| EXERCISE AIM |
When you restate the entries that follow, keep every word exactly and drop the pictures.

============================================================

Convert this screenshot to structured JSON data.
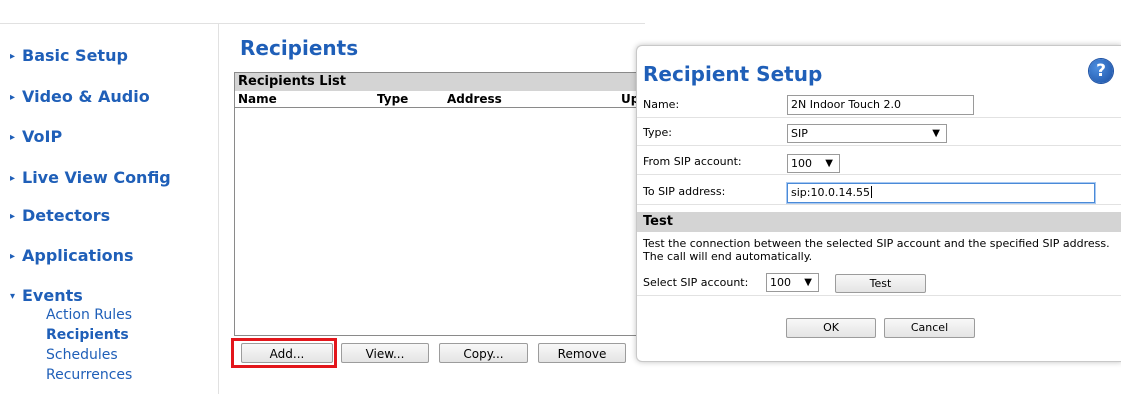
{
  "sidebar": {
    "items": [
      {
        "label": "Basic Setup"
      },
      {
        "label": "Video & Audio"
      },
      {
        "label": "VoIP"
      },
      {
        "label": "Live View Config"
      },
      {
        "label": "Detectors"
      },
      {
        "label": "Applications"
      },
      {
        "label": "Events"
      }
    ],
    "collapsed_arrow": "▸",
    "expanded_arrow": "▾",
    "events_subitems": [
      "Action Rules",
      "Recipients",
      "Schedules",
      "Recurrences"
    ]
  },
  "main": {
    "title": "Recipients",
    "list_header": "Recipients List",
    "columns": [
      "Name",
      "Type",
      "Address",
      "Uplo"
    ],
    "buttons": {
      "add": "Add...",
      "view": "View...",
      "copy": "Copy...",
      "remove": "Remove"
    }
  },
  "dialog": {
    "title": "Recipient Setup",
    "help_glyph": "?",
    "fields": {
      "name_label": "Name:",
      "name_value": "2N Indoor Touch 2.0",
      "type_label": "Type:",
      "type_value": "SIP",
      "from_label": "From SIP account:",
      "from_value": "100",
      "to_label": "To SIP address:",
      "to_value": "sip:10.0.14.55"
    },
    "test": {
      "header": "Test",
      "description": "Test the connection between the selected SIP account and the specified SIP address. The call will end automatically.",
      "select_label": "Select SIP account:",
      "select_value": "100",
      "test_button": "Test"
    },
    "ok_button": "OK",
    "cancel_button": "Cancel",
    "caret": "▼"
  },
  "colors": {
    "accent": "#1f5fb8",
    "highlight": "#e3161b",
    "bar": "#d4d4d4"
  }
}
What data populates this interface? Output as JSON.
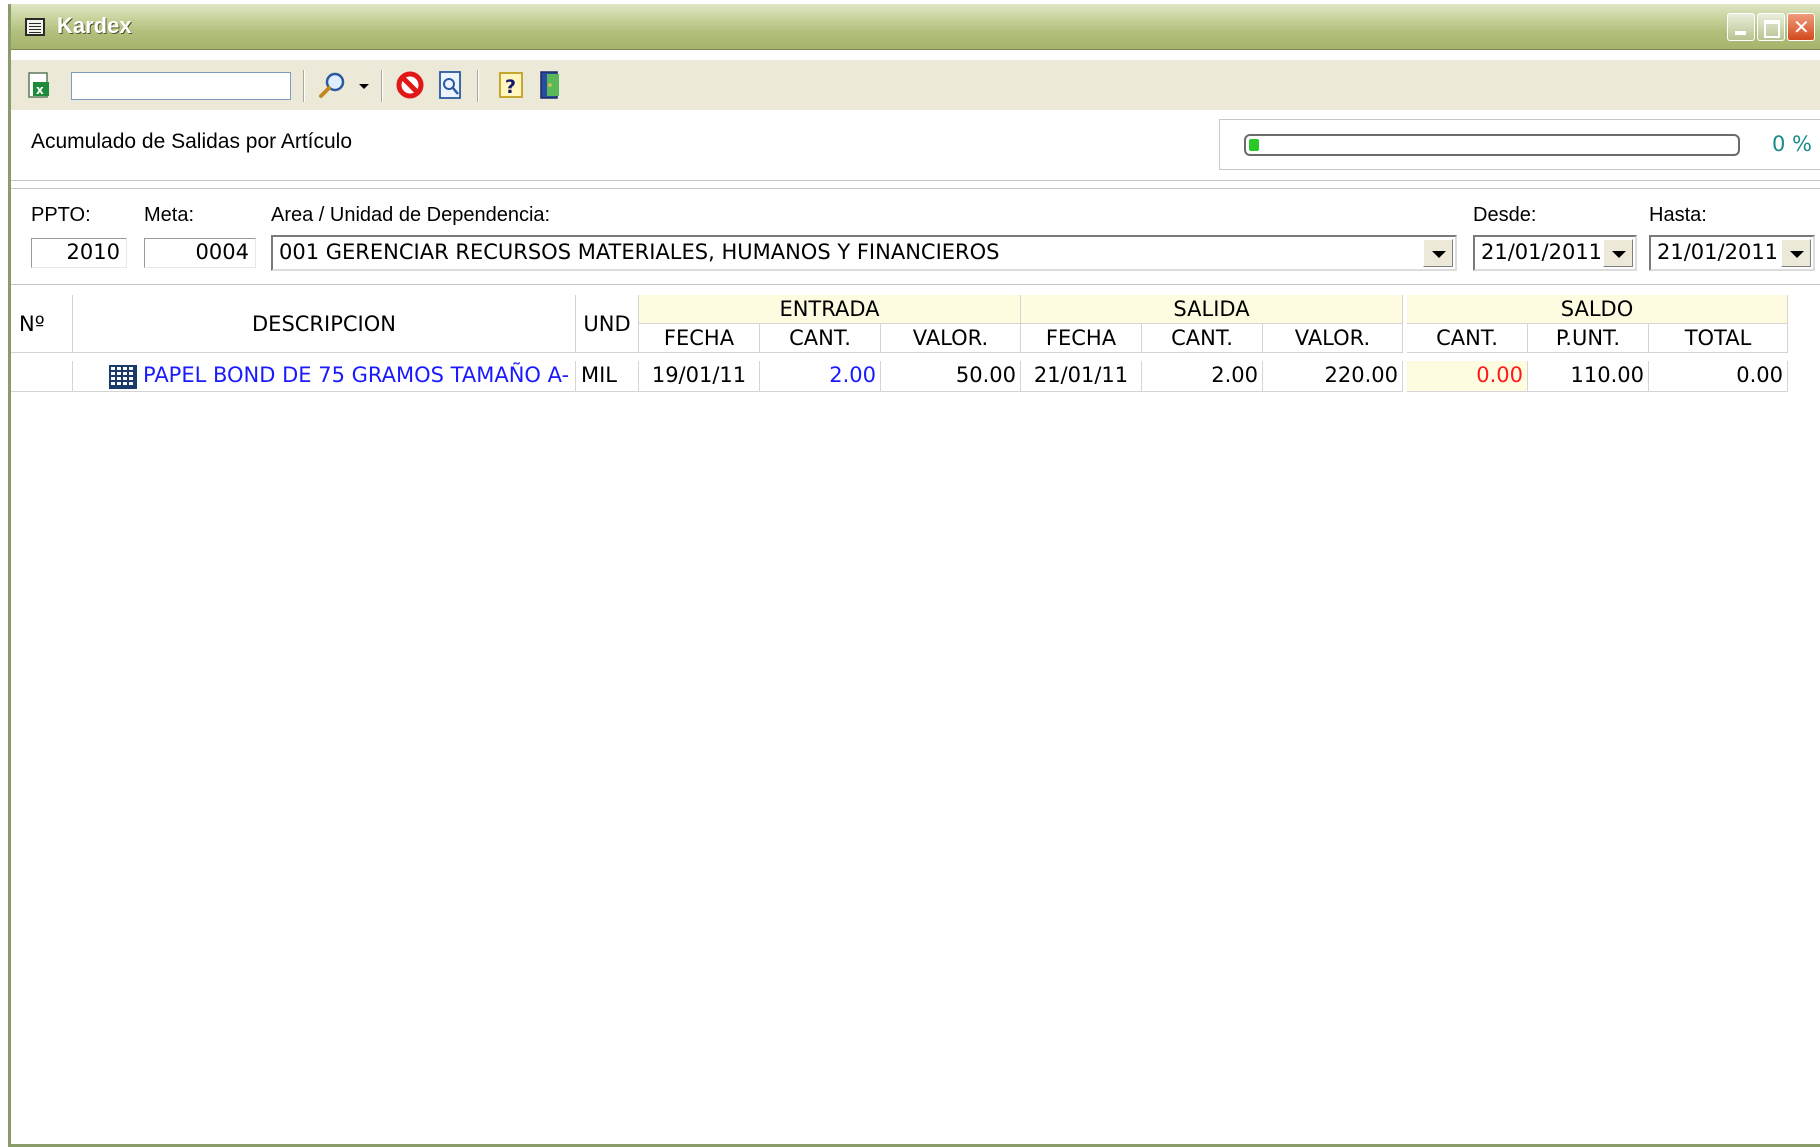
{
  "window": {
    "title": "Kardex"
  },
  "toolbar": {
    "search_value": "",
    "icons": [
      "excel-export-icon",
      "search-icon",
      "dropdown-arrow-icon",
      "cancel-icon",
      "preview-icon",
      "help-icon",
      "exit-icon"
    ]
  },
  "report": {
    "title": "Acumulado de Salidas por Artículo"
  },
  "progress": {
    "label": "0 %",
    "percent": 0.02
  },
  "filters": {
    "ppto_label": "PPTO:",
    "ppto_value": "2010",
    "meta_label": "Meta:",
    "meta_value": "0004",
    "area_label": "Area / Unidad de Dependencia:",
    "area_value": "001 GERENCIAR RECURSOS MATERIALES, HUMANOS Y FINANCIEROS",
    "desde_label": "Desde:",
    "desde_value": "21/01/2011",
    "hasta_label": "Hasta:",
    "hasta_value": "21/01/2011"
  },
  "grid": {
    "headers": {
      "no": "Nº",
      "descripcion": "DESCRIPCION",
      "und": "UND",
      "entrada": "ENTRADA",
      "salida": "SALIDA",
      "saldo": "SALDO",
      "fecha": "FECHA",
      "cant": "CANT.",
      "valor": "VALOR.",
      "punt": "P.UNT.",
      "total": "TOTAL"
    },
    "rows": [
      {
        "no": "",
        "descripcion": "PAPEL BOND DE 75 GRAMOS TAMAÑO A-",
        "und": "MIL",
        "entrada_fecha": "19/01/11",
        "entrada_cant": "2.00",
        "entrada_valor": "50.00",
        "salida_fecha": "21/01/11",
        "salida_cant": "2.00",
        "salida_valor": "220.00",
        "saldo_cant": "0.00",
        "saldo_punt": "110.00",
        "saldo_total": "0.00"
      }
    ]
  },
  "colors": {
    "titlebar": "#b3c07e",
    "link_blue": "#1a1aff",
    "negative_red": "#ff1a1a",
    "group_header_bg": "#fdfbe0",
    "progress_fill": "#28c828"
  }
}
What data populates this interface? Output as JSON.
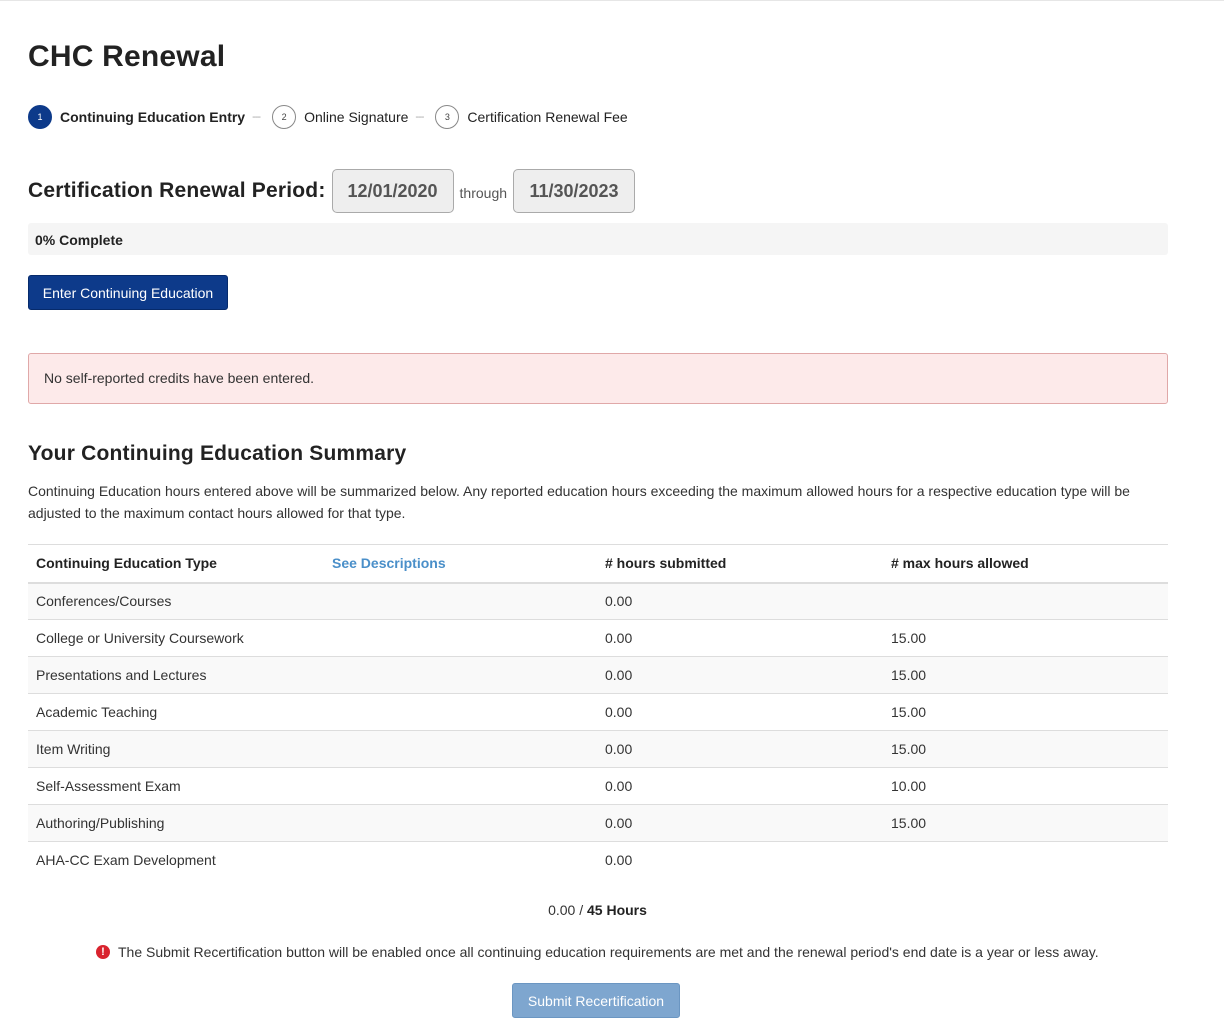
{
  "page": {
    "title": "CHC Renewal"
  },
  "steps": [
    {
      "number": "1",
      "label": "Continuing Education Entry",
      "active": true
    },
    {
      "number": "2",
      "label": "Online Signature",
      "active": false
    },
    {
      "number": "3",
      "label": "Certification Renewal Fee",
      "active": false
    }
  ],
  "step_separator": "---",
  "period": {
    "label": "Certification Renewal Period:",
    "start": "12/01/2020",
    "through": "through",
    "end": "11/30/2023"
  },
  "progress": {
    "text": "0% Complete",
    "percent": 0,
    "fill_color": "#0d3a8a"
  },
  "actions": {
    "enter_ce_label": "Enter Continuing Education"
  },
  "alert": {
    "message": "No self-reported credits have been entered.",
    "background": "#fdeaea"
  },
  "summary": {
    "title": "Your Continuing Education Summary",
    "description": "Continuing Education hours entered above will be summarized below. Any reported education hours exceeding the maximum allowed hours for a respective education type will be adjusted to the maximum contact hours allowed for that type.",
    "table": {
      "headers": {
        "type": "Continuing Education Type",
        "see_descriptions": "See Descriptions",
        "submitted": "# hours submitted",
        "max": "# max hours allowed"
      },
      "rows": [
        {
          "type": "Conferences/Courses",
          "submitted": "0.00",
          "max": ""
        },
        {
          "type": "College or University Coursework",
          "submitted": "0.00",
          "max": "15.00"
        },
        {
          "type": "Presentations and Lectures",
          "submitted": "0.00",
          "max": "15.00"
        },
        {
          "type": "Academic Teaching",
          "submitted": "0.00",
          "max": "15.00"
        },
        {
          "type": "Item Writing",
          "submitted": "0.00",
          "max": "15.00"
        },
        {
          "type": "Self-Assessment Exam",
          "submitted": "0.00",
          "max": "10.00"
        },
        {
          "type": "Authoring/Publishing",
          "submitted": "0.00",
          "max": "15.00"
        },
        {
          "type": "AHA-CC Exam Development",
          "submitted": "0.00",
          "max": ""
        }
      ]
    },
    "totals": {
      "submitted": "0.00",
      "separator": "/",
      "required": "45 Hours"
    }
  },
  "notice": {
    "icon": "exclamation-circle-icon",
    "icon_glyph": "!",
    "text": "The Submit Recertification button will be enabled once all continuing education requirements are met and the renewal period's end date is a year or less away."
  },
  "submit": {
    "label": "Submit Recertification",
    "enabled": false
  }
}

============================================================

| RESULT FOR THIS TASK |
Convert this screenshot to structured JSON data.
{
  "sidebar": {
    "items": [
      {
        "label": "Basic Setup"
      },
      {
        "label": "Video & Audio"
      },
      {
        "label": "VoIP"
      },
      {
        "label": "Live View Config"
      },
      {
        "label": "Detectors"
      },
      {
        "label": "Applications"
      },
      {
        "label": "Events"
      }
    ],
    "collapsed_arrow": "▸",
    "expanded_arrow": "▾",
    "events_subitems": [
      "Action Rules",
      "Recipients",
      "Schedules",
      "Recurrences"
    ]
  },
  "main": {
    "title": "Recipients",
    "list_header": "Recipients List",
    "columns": [
      "Name",
      "Type",
      "Address",
      "Uplo"
    ],
    "buttons": {
      "add": "Add...",
      "view": "View...",
      "copy": "Copy...",
      "remove": "Remove"
    }
  },
  "dialog": {
    "title": "Recipient Setup",
    "help_glyph": "?",
    "fields": {
      "name_label": "Name:",
      "name_value": "2N Indoor Touch 2.0",
      "type_label": "Type:",
      "type_value": "SIP",
      "from_label": "From SIP account:",
      "from_value": "100",
      "to_label": "To SIP address:",
      "to_value": "sip:10.0.14.55"
    },
    "test": {
      "header": "Test",
      "description": "Test the connection between the selected SIP account and the specified SIP address. The call will end automatically.",
      "select_label": "Select SIP account:",
      "select_value": "100",
      "test_button": "Test"
    },
    "ok_button": "OK",
    "cancel_button": "Cancel",
    "caret": "▼"
  },
  "colors": {
    "accent": "#1f5fb8",
    "highlight": "#e3161b",
    "bar": "#d4d4d4"
  }
}
What data populates this interface? Output as JSON.
{
  "window": {
    "title": "Kardex"
  },
  "toolbar": {
    "search_value": "",
    "icons": [
      "excel-export-icon",
      "search-icon",
      "dropdown-arrow-icon",
      "cancel-icon",
      "preview-icon",
      "help-icon",
      "exit-icon"
    ]
  },
  "report": {
    "title": "Acumulado de Salidas por Artículo"
  },
  "progress": {
    "label": "0 %",
    "percent": 0.02
  },
  "filters": {
    "ppto_label": "PPTO:",
    "ppto_value": "2010",
    "meta_label": "Meta:",
    "meta_value": "0004",
    "area_label": "Area / Unidad de Dependencia:",
    "area_value": "001 GERENCIAR RECURSOS MATERIALES, HUMANOS Y FINANCIEROS",
    "desde_label": "Desde:",
    "desde_value": "21/01/2011",
    "hasta_label": "Hasta:",
    "hasta_value": "21/01/2011"
  },
  "grid": {
    "headers": {
      "no": "Nº",
      "descripcion": "DESCRIPCION",
      "und": "UND",
      "entrada": "ENTRADA",
      "salida": "SALIDA",
      "saldo": "SALDO",
      "fecha": "FECHA",
      "cant": "CANT.",
      "valor": "VALOR.",
      "punt": "P.UNT.",
      "total": "TOTAL"
    },
    "rows": [
      {
        "no": "",
        "descripcion": "PAPEL BOND DE 75 GRAMOS TAMAÑO A-",
        "und": "MIL",
        "entrada_fecha": "19/01/11",
        "entrada_cant": "2.00",
        "entrada_valor": "50.00",
        "salida_fecha": "21/01/11",
        "salida_cant": "2.00",
        "salida_valor": "220.00",
        "saldo_cant": "0.00",
        "saldo_punt": "110.00",
        "saldo_total": "0.00"
      }
    ]
  },
  "colors": {
    "titlebar": "#b3c07e",
    "link_blue": "#1a1aff",
    "negative_red": "#ff1a1a",
    "group_header_bg": "#fdfbe0",
    "progress_fill": "#28c828"
  }
}
What data populates this interface? Output as JSON.
{
  "page": {
    "title": "CHC Renewal"
  },
  "steps": [
    {
      "number": "1",
      "label": "Continuing Education Entry",
      "active": true
    },
    {
      "number": "2",
      "label": "Online Signature",
      "active": false
    },
    {
      "number": "3",
      "label": "Certification Renewal Fee",
      "active": false
    }
  ],
  "step_separator": "---",
  "period": {
    "label": "Certification Renewal Period:",
    "start": "12/01/2020",
    "through": "through",
    "end": "11/30/2023"
  },
  "progress": {
    "text": "0% Complete",
    "percent": 0,
    "fill_color": "#0d3a8a"
  },
  "actions": {
    "enter_ce_label": "Enter Continuing Education"
  },
  "alert": {
    "message": "No self-reported credits have been entered.",
    "background": "#fdeaea"
  },
  "summary": {
    "title": "Your Continuing Education Summary",
    "description": "Continuing Education hours entered above will be summarized below. Any reported education hours exceeding the maximum allowed hours for a respective education type will be adjusted to the maximum contact hours allowed for that type.",
    "table": {
      "headers": {
        "type": "Continuing Education Type",
        "see_descriptions": "See Descriptions",
        "submitted": "# hours submitted",
        "max": "# max hours allowed"
      },
      "rows": [
        {
          "type": "Conferences/Courses",
          "submitted": "0.00",
          "max": ""
        },
        {
          "type": "College or University Coursework",
          "submitted": "0.00",
          "max": "15.00"
        },
        {
          "type": "Presentations and Lectures",
          "submitted": "0.00",
          "max": "15.00"
        },
        {
          "type": "Academic Teaching",
          "submitted": "0.00",
          "max": "15.00"
        },
        {
          "type": "Item Writing",
          "submitted": "0.00",
          "max": "15.00"
        },
        {
          "type": "Self-Assessment Exam",
          "submitted": "0.00",
          "max": "10.00"
        },
        {
          "type": "Authoring/Publishing",
          "submitted": "0.00",
          "max": "15.00"
        },
        {
          "type": "AHA-CC Exam Development",
          "submitted": "0.00",
          "max": ""
        }
      ]
    },
    "totals": {
      "submitted": "0.00",
      "separator": "/",
      "required": "45 Hours"
    }
  },
  "notice": {
    "icon": "exclamation-circle-icon",
    "icon_glyph": "!",
    "text": "The Submit Recertification button will be enabled once all continuing education requirements are met and the renewal period's end date is a year or less away."
  },
  "submit": {
    "label": "Submit Recertification",
    "enabled": false
  }
}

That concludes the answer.